8. Trinity, Newfoundland
The lovely harbor town of Trinity attracts visitors throughout the year with its stunning scenery. Noted for its quaint coastal aura, this quintessential Maritime fishing town was featured in the film The Shipping News. Bed and Breakfast inns, artists studios, colorful clapboards, hiking trails and whale watching excursions are some of Trinity’s offerings. It’s about 3 hours by road from the capital city of St. John’s – definitely worth a drive out to this postcard-worthy setting.
9. Lunenburg, Nova Scotia
Speaking of Maritime charm, another of the distinctive Canadian small towns in the region is Lunenburg. This designated UNESCO World Heritage Site and Canadian National Historic Site is located about one hour outside of Halifax. Noted for its brightly colored colonial architecture and thriving seaport action, Lunenburg attracts throngs of visitors with its various attractions. Go there and you’ll quickly see why it wins all sorts of “”prettiest small town” awards. Check out the Fisheries Museum of the Atlantic with its replica of the schooner The Bluenose II. Strike up a conversation and you’ll notice that the friendly locals have their own special dialect here.
10. Port Hope, Ontario
Situated on the north shore of Lake Ontario, the town of Port Hope has been named “the best small town in Ontario”. The village was once a Cayuga site, infusing it was some First Nations history. Many people visit the town for rest and relaxation on the water. The Ganaraska River runs through the historic center of town, offering waterfront trails, a sandy beach and scenic country drives. The heritage charm of the downtown district is balanced by modern amenities like cafes, boutiques, gift shops, galleries and more.
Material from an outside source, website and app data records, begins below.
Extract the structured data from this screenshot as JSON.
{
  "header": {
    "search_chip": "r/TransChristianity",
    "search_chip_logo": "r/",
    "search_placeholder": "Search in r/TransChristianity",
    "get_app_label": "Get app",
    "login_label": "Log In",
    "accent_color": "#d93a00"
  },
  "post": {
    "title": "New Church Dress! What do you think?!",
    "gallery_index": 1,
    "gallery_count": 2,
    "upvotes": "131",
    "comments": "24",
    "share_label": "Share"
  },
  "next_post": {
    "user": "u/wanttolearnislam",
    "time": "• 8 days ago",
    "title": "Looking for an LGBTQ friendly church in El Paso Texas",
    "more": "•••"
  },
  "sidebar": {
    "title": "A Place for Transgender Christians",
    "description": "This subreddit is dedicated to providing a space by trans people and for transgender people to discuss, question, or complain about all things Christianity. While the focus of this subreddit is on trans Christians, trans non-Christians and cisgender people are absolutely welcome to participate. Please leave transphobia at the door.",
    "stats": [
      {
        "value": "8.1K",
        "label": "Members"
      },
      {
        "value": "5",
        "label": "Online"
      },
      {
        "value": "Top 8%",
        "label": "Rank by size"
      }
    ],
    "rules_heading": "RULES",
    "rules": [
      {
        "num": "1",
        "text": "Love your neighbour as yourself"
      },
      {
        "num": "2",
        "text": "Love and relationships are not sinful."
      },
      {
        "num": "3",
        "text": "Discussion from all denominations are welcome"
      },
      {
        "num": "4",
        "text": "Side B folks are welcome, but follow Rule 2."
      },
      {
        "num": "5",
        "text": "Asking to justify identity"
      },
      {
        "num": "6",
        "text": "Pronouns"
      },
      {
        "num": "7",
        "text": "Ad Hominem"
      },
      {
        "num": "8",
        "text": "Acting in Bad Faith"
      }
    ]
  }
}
There’s a full calendar of festivals and events including the All-Canadian Jazz Festival and the Float Your Fanny Down the Ganny river race.
11. Corner Brook, Newfoundland
Once surveyed by Captain James Cook, Corner Brook is an historic east coast town located on Newfoundland’s beautiful Bay of Islands. Its rich history includes pirate lore as well as the pioneering fishing, railway and pulp and paper industries. As a picturesque coastal town, Corner Brook’s charming greenspaces are inviting during the summer months, but there is also great skiing nearby during the winter. The downtown features red brick sidewalks and historical architecture, giving it a special ambiance. Sports fans can visit the Newfoundland Hockey Hall of Fame while here.
12. Ganges, British Columbia
The enchanting Salt Spring Island and its village of Ganges is an easy ferry ride from Vancouver. You can explore it as a day trip, but you might be inspired to stick around a little longer. It boasts distinctive west coast beaches flanked by towering mountains and stately trees. Endless hiking trails, beachcombing temptations, ocean kayaking and other outdoor adventures will keep you blissfully entertained. The community around Ganges Harbor is chock full of curio shops, craftsmen studios, art galleries and restaurants, all with that distinctive Gulf Island feel. Watch the boats bob in the marina or the seaplanes coming and going on the water. The Saturday farmer’s market from April to October is a major draw, where all vendors have a “make it, bake it or grow it” mandate on their wares.